According to Mary, this peace campaign had a significant influence because the women were finally involved. “While government officials were searching for the bandits, we women knew exactly where they were hiding. They rely on us for food and water as they prepare to raid. We told them clearly; we will let the police know where they are when asked. This ultimately led to a long period of peace and collaboration”. It seems it was a peaceful time; people travelled from Lodwar to Kainuk to get products for sale, and to do business. Women from Loyaa went all the way to Kapenguria to shop and sell milk. It was a good time. However, according to Mary, problems returned when the campaigns for the 2022 elections started, and politicians began insulting each other anew. The seeds of hatred grew fast. “Within weeks, we were back to fighting again.” However, contrary to other times, there has been a growing number of women actively involved in and participating in peacebuilding. For instance, the current Bunge la Wananchi grassroots assembly in Kapenguria holds the highest number of women from Marakwet, Turkana and Pokot participants ever, who are working towards peace-making and peacebuilding within their villages. This is an achievement for Mary. However, there is still a lot to be done.

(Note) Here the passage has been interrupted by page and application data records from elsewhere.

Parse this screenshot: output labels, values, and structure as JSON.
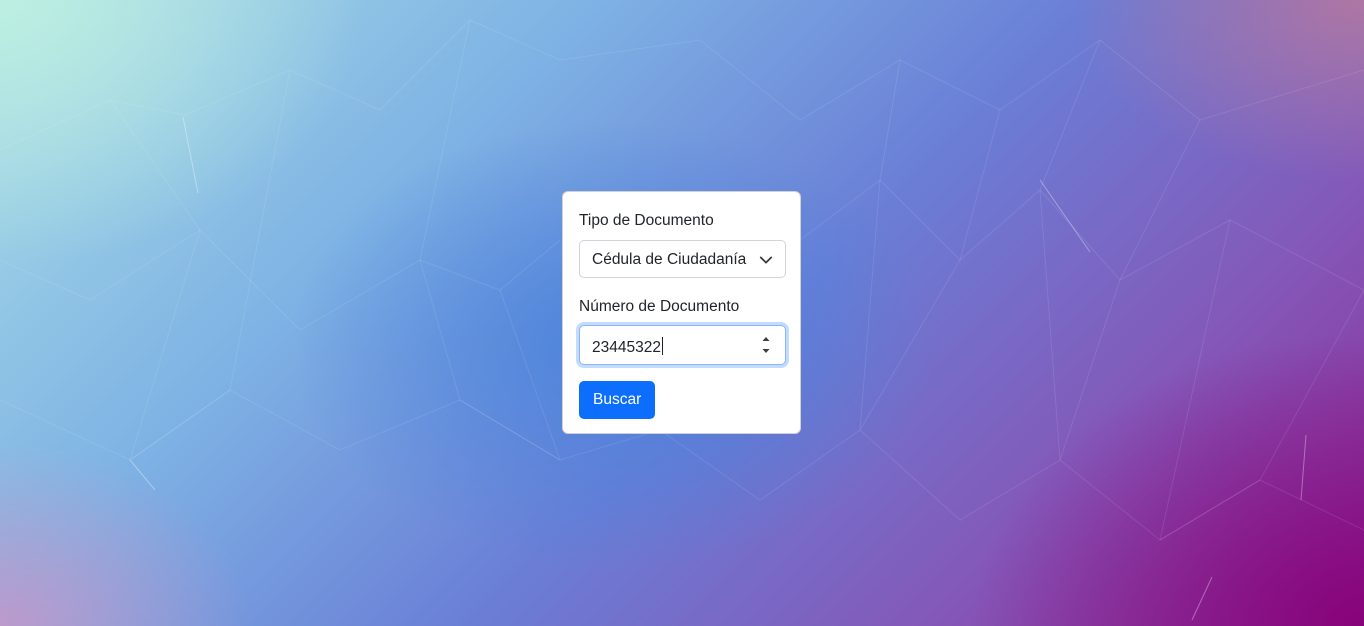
{
  "form": {
    "document_type_label": "Tipo de Documento",
    "document_type_value": "Cédula de Ciudadanía",
    "document_number_label": "Número de Documento",
    "document_number_value": "23445322",
    "search_button_label": "Buscar"
  },
  "icons": {
    "select_arrow": "chevron-down-icon",
    "spinner_up": "caret-up-icon",
    "spinner_down": "caret-down-icon"
  },
  "colors": {
    "accent": "#0d6efd",
    "focus_border": "#86b7fe"
  }
}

Problems returned when the campaigns for the 2022 elections started, and politicians began insulting each other anew.
That day in Kapenguria, I would never have expected that the energetic peace ambassador seated in front of me in the Kalya Hotel would become a victim of livestock rustling herself. After her brother Ekuru Aukot announced Mary’s death on September 24th 2022, social media channels reported that besides Mary, eight General Service Unit (GSU) police officers, one Senior Chief and two civilians were found dead after they were ambushed by bandits at Namariat Kakiteitei in Turkana East. The story of her death reads like a crime novel. In the night of Friday to Saturday, the village of Ngikengoi was searched by armed bandits who stole livestock and murdered two people. Mary called for security backup to recover the livestock and volunteered to have the law enforcement officials use her vehicle to pursue the suspects. But, for whatever reason, the bandits got wind of the operation and laid a trap for the two vehicles.
Social media channels were awash with devastating pictures of the crime scene, with some commentators crying for revenge, while others called for an end to the violence. Tears came to my eyes when I saw the picture of a mother of four, a wife, a government servant, and a peace ambassador—a role model for women—laying there shot dead. Would we fall into another cycle of violence and revenge?

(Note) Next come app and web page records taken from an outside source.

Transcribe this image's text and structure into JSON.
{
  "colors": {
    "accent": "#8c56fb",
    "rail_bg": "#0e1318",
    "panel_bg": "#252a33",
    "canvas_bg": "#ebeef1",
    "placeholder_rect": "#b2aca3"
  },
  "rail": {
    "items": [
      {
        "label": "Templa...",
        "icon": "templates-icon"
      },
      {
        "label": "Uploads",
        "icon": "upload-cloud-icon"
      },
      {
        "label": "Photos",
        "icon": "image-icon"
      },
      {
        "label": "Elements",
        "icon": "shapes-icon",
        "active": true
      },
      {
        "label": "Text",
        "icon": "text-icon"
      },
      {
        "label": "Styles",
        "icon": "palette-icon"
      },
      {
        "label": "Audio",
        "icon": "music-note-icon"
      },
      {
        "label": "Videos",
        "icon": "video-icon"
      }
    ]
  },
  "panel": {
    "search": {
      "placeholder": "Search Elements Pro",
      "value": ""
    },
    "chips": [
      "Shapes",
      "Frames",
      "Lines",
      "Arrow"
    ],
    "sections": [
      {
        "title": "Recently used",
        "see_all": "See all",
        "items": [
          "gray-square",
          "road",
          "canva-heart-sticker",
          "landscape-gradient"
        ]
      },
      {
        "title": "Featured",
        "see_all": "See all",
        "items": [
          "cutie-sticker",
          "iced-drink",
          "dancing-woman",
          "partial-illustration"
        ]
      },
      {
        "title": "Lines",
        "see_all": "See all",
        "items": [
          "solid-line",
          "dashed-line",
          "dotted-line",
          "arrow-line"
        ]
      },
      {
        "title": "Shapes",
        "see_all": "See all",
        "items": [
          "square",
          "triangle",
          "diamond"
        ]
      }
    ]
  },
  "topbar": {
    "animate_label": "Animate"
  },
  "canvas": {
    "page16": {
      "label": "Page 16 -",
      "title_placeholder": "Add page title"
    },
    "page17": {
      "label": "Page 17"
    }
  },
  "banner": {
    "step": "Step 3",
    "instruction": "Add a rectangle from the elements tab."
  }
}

It has become obvious that current state mechanisms are not effective enough. The short-term disarmament followed by highly publicized peacebuilding barazas seem nothing more than a cosmetic solution to an internalized problem. Mary’s death should be a lesson to both local and national leaders and calls for an immediate change in the response to the violence. Within a society where women have been both victims and motivators of livestock rustling, they must become actively involved in peace-making. As Mary said, “Women are in a unique position, but largely ignored. They can reach their husbands within their homes, they can admonish their sons. Men informally seek the advice and approval of their wives, and sons seek to bring their mothers joy and pride. Therein lies an opportunity that is yet to be explored in order to shift the tide of violence in northern Kenya”.